Waiting at my doctor’s office, I picked up the May 2010 issue of Reader’s Digest because Michael J. Fox was on the cover. Between Michael’s intellect and sense of humor, I can always count on not only enjoying his interviews, but I always come away from them enriched. The Reader’s Digest interview proved satisfying, as expected.
Of course, everything in Reader’s Digest is short and digestible. So out of just a few, brief paragraphs answering a question about the success of his marriage to actress Tracy Pollan, Michael gave me the following gem.
He said that the key to his marriage with Tracy “is the capacity to give each other a break. And to realize that it’s not how our similarities work together; it’s how our differences work together. You have to realize that someone can care for you and still not understand your every motive, emotion, need, and desire.”
Give Your Partner A Break
It’s a quality that can tear apart a relationship is unspoken expectations. Conversely, a quality that can build up a relationship is the ability to cut each other some slack as you come to appreciate how your differences work together.
I remember that as a young newlywed it sometimes seemed that the differences between my husband and me were evidence that 1) we might have made a mistake, 2) I might have made a mistake, 3) our differences were proof that our relationship wouldn’t make it, and 4) our differences were proof that there was something “wrong” with one or both of us. I suspect my husband experienced our differences in our early years as something that confirmed his sense of inadequacy. That is a heck of a lot to put on the differences between two lovers, but people do it all the time!
I think one of the expectations we come to new love with is that our beloved will always understand us, be able to anticipate our desires, meet our needs, and appreciate our motives. It’s fantastical thinking and in the very early days may actually seem true! When the chemistry is fresh, young lovers can magically read each other’s minds, confirming that moving forward with this stranger is a good idea. But the newness wears off as young lovers get to know each other and the chemistry unique to new love dissipates, taking the ability to read each other’s minds with it.
When Your Love Is Young
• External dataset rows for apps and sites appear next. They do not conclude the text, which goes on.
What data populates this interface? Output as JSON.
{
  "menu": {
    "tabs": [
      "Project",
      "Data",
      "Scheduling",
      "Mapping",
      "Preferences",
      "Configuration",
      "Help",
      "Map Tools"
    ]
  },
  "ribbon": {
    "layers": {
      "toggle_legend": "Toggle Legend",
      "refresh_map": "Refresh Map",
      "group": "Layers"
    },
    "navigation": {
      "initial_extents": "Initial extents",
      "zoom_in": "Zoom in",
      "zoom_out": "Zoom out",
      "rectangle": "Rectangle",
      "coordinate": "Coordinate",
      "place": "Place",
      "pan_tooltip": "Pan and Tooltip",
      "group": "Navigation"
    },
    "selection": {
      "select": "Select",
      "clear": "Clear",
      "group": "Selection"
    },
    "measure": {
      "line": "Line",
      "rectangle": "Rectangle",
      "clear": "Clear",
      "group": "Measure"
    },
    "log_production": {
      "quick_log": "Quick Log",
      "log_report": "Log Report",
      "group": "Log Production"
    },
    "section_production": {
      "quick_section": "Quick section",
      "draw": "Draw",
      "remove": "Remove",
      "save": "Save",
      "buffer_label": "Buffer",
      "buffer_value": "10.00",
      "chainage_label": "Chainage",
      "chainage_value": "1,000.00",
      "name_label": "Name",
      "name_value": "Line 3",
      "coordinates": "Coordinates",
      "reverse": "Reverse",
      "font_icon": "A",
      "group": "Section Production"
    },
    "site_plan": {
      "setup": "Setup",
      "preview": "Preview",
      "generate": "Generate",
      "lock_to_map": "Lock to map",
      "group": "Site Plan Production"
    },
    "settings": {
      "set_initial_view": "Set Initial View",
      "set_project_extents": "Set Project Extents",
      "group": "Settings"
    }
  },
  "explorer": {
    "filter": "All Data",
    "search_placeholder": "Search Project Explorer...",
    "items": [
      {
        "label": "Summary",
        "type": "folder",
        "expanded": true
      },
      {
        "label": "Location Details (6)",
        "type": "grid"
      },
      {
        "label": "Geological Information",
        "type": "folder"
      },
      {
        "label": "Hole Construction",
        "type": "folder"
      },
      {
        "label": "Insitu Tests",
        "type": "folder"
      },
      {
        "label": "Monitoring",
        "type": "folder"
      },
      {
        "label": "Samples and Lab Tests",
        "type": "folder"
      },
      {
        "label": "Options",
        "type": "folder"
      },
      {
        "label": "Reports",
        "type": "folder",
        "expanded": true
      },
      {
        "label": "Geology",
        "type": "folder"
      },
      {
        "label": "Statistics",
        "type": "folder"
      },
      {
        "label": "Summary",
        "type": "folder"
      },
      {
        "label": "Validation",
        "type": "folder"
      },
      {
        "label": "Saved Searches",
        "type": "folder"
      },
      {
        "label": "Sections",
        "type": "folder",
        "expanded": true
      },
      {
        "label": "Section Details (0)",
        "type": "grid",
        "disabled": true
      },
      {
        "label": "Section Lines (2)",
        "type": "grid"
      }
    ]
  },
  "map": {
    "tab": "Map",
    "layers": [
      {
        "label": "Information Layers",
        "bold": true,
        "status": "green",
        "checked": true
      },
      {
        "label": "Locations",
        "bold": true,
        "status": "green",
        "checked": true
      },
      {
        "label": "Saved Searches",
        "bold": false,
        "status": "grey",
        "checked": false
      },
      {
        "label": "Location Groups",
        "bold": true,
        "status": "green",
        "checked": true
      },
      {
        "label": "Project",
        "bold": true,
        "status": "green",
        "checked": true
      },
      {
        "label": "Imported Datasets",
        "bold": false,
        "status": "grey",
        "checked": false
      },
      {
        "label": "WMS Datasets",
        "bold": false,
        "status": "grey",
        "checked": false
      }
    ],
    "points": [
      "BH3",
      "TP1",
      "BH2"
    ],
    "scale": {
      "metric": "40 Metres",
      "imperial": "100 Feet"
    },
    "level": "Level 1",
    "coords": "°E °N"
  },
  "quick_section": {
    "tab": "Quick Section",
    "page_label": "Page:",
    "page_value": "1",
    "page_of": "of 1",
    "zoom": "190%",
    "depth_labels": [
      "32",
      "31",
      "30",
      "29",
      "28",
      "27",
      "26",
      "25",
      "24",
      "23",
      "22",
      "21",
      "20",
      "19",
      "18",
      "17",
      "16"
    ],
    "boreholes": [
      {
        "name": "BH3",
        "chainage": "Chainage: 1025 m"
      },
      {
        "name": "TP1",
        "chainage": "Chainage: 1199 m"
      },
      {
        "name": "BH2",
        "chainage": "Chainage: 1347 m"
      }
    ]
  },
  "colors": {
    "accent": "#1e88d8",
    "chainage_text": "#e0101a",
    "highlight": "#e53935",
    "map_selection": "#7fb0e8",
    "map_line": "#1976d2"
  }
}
By the way, as I refer to “young lovers” in this article, I’m talking about the love between two people being young. I’m not referring to age. And the “chemistry” in the above paragraph isn’t a reference to science! It’s that succinct term we all use to refer to the magic of connection that happens between lovers.
If you think about it, chances are the couples you most admire are those who are made up of two people who are each comfortable in their own skin as well as comfortable in the “skin” of each other and the relationship. There is just something about couples who cut each other some slack that is comforting and sexy. I’m not talking about the kind of giving each other a break that will result in one of them being a doormat. I’m talking about two people who genuinely appreciate each other – even the differences between them.
When we appreciate our differences, we welcome the other’s person’s perspective as something that heightens our life experience. We know that our life is richer because of those differences.
For instance, in one couple you have a dominant personality and promoting personality wedded to each other. If they can appreciate and embrace their differences; then rather than driving each other crazy, the promoter brings a joie de vivre to the serious nature of the dominant one. And the dominant one helps keep the promoter honest.
Learn To Embrace Your Differences
Or if you have an analytical type wedded to a supportive type and they embrace their differences; then the supportive one helps the analytic relax and go with the flow while the analytic helps the supportive one consider multiple options when problem solving. These are broadly sweeping examples but the point is that our differences don’t have to be red flags that something is wrong. Instead, they can be spices that enrich the flavor of our relationships.
The next time the person you love most in the world makes you nuts with how they’re different from you, stop and consider how the difference enriches your life. If they’re different, they have something you lack. You chose them. Figure out how you benefit from this difference and try a little attitude adjustment. You just might find your attraction for him or her grows exponentially as a result, and with that the quality of your relationship as well!